Domestic Case Law

M v. M High Court of New Zealand (2005)

Sexual violence and rape, Domestic and intimate partner violence

This case concerns the Domestic Violence Act of 1995. Appellant sent emails, faxes, and oral communications to politicians and others, claiming that the respondent, her brother, raped her when she was 11. In Family Court, the judge concluded that the allegation of rape was unfounded and that appellant’s purpose for the communications was to shame the respondent and ruin his reputation, amounting to harassment or psychological abuse. The judge issued a protection order pursuant to the Domestic Violence Act of 1995, prohibiting appellant from further communications alleging the rape. On appeal, it was contended that, 1) the family court judge wrongly found that appellant’s behavior constituted psychological abuse or harassment, and 2) that the special conditions imposed in the protection order were unduly broad, infringing upon the appellant’s freedom of expression under the New Zealand Bill of Rights Act (NZBORA). The High Court rejected the first ground of appeal.

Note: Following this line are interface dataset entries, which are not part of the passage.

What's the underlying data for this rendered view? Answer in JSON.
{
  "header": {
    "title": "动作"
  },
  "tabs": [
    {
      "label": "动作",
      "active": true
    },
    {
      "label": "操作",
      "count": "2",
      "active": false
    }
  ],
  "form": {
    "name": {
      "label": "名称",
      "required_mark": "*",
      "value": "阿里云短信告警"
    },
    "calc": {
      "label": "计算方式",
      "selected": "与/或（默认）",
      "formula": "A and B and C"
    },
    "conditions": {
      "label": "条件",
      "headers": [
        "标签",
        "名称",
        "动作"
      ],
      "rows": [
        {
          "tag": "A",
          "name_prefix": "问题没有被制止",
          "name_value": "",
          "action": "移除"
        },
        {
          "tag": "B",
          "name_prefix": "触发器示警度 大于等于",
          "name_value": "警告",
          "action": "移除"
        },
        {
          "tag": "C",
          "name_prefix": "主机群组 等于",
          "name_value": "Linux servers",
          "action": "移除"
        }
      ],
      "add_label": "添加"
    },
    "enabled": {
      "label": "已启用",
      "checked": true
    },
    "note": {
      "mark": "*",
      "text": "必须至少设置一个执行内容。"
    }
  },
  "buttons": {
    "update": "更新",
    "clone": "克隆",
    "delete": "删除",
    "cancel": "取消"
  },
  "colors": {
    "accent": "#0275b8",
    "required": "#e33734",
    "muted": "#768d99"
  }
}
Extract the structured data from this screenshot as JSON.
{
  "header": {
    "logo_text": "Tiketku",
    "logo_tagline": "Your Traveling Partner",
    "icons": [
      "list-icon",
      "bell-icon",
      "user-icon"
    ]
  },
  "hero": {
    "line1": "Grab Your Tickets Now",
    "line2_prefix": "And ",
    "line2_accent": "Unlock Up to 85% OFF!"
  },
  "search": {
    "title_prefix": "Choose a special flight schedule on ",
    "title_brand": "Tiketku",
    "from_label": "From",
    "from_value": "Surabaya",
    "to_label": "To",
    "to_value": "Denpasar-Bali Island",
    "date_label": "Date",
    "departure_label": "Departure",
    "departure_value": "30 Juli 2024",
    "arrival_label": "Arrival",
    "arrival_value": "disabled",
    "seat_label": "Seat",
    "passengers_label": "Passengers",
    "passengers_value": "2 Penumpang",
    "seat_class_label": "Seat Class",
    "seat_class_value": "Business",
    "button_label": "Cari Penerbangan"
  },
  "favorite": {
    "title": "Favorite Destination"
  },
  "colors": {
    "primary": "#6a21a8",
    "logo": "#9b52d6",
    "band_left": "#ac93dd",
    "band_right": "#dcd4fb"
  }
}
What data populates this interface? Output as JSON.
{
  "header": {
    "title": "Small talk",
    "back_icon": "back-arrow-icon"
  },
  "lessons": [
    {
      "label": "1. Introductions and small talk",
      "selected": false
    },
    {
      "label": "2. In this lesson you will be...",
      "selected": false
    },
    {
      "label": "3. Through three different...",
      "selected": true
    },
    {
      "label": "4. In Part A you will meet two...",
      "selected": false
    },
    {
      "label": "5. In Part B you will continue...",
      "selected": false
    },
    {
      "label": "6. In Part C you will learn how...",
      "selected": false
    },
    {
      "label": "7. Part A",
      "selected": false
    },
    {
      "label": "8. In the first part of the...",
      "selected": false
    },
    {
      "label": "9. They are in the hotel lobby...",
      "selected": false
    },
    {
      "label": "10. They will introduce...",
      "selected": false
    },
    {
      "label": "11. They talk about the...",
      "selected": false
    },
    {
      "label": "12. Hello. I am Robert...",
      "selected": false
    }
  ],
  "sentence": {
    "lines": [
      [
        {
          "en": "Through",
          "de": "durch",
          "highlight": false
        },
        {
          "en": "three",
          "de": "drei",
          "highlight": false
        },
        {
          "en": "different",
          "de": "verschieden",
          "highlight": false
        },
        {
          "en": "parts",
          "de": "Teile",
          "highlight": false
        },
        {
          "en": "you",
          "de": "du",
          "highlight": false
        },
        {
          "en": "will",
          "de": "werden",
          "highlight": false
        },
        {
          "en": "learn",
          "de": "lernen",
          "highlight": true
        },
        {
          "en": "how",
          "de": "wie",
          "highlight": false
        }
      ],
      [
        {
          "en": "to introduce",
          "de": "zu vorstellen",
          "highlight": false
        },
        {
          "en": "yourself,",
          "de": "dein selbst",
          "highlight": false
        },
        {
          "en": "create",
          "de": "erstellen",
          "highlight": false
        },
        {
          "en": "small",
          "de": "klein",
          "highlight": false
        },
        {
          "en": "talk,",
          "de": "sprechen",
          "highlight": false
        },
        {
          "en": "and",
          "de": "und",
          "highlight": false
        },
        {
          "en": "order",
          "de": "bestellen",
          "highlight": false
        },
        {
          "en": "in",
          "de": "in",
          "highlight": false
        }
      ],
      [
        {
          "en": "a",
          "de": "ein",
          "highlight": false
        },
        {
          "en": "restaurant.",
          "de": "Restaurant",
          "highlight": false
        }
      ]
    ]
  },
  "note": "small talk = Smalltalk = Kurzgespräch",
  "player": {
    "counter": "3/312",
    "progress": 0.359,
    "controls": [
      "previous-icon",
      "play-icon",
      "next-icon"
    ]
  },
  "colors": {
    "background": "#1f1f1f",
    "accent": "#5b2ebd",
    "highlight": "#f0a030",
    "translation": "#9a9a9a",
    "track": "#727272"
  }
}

As to the second, the High Court read the Domestic Violence Act narrowly, saying that the legislature could not have intended to pass a bill that would conflict with the NZBORA. The High Court would modify the Family Court Judge’s protection order only to qualify that appellant is not precluded from discussing the matter with other family members, attorneys, or law enforcement, thereby preserving her rights under NZBORA. The High Court also approved a Constitutional Court holding that the right of freedom of expression extends to a woman’s right to use her own name in connection with her status as a victim of sexual abuse.